Actually the larger models such as the Ovni 455 and more recently the Ovni 495 and the Ovni 445 are equipped with twin rudders. One drawback though, a bow-thruster is required on such twin rudder boats for manoeuvers within busy harbors. With perhaps the exception of the Ovni 445 whose twin rudders are very close to each other. But i can't really tell since i havent sailed one yet; and being a recent model haven't seen much feedback either on the OvniClub or in the nautical magazines so far.
I have personnaly sailed an Ovni 435 from les Sables d'Olonne down to the Med and can tell the single rudder works very well. If you take the bottom part away i doubt the boat would still be easy to stir
Problems have been reported with the corrosion of the main bar of the hydraulic cylinder on some rather recent models (years 2000 - 2004) where there is no electric continuity from the bottom part to the main part of the rudder, hence causing some problems to lift the rudder hydraulically (still possible with a rope). Once the 2 parts are grounded this is not an issue anymore (see the various threads on this subject). Haven't heard pbs with older models, and until Alubat made some changes, we believe, to some of the Ertalon (polymer) parts in between the 2 rudder elements.

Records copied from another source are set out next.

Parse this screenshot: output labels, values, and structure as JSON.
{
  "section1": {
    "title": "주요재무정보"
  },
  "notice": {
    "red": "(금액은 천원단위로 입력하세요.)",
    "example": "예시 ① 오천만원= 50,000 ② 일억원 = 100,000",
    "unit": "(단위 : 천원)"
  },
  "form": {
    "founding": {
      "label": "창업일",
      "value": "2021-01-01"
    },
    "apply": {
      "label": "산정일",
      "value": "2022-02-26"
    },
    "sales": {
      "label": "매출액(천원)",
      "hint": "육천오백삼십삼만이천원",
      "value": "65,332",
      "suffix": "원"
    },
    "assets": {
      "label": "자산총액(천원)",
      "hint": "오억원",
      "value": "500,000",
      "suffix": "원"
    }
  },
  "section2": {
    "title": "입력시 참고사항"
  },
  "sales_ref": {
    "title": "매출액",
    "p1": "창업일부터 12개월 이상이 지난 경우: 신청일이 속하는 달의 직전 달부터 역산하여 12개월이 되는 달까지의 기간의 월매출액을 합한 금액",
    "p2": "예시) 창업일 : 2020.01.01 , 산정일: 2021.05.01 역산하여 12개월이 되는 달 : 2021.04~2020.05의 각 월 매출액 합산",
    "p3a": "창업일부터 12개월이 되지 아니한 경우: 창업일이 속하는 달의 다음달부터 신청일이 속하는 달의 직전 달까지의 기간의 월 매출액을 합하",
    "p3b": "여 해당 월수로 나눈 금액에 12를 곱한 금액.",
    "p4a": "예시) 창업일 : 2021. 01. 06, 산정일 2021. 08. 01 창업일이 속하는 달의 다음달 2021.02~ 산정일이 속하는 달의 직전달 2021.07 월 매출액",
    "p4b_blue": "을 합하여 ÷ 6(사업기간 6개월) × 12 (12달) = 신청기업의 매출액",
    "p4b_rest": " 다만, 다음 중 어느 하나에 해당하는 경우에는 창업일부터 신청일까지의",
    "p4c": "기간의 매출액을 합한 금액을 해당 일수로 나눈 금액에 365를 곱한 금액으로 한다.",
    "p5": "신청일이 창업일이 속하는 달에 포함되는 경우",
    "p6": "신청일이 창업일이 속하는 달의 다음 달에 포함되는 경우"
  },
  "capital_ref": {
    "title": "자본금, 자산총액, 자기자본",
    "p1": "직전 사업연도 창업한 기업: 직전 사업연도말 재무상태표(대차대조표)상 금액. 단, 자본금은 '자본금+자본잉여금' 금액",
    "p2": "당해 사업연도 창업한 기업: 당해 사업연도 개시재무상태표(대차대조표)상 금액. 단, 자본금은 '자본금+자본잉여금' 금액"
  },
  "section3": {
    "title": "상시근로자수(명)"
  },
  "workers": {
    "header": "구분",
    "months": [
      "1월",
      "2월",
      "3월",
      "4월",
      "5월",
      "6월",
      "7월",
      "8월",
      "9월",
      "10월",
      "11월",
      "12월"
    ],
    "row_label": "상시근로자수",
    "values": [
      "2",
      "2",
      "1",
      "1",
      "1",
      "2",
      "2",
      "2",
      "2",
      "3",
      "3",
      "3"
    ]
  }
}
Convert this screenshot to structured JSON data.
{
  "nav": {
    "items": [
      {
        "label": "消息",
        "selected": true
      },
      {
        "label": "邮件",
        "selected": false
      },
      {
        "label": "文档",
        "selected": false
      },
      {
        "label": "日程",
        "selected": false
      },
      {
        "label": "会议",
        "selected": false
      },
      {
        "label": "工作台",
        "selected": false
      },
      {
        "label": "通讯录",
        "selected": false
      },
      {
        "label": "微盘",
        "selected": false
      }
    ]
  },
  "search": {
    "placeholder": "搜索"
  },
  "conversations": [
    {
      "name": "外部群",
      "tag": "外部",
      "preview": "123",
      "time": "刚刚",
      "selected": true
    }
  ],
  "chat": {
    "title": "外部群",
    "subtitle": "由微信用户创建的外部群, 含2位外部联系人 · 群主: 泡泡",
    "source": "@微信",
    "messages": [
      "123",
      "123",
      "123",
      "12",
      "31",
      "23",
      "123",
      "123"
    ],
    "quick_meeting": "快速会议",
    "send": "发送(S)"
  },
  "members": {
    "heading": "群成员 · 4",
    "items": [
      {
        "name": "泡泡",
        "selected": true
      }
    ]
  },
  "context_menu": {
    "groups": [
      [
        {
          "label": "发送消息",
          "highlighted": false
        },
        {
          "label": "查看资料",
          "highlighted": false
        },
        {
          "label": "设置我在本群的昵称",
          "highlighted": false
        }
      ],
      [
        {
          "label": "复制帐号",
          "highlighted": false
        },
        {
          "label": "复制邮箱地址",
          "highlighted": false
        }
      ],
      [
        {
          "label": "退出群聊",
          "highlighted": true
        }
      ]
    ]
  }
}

Re lifting keel boats (e.g. Beneteau) which haven't been really designed for this and where the lifting keel is just an option, i understand these are rather poor compromises and hence it is preferable to stick to a fixed keel, taking for instance the short keel version. Re true lifting keel sailing boats the Ovnis and more generally several aluminum boats have been designed entirely for this (see importance of dynamic stability of the hull on such boats); which is not the case of most polyester boats, with perhaps a few exceptions incl. Southerly which have had a rather good swing keel mechanism for a while.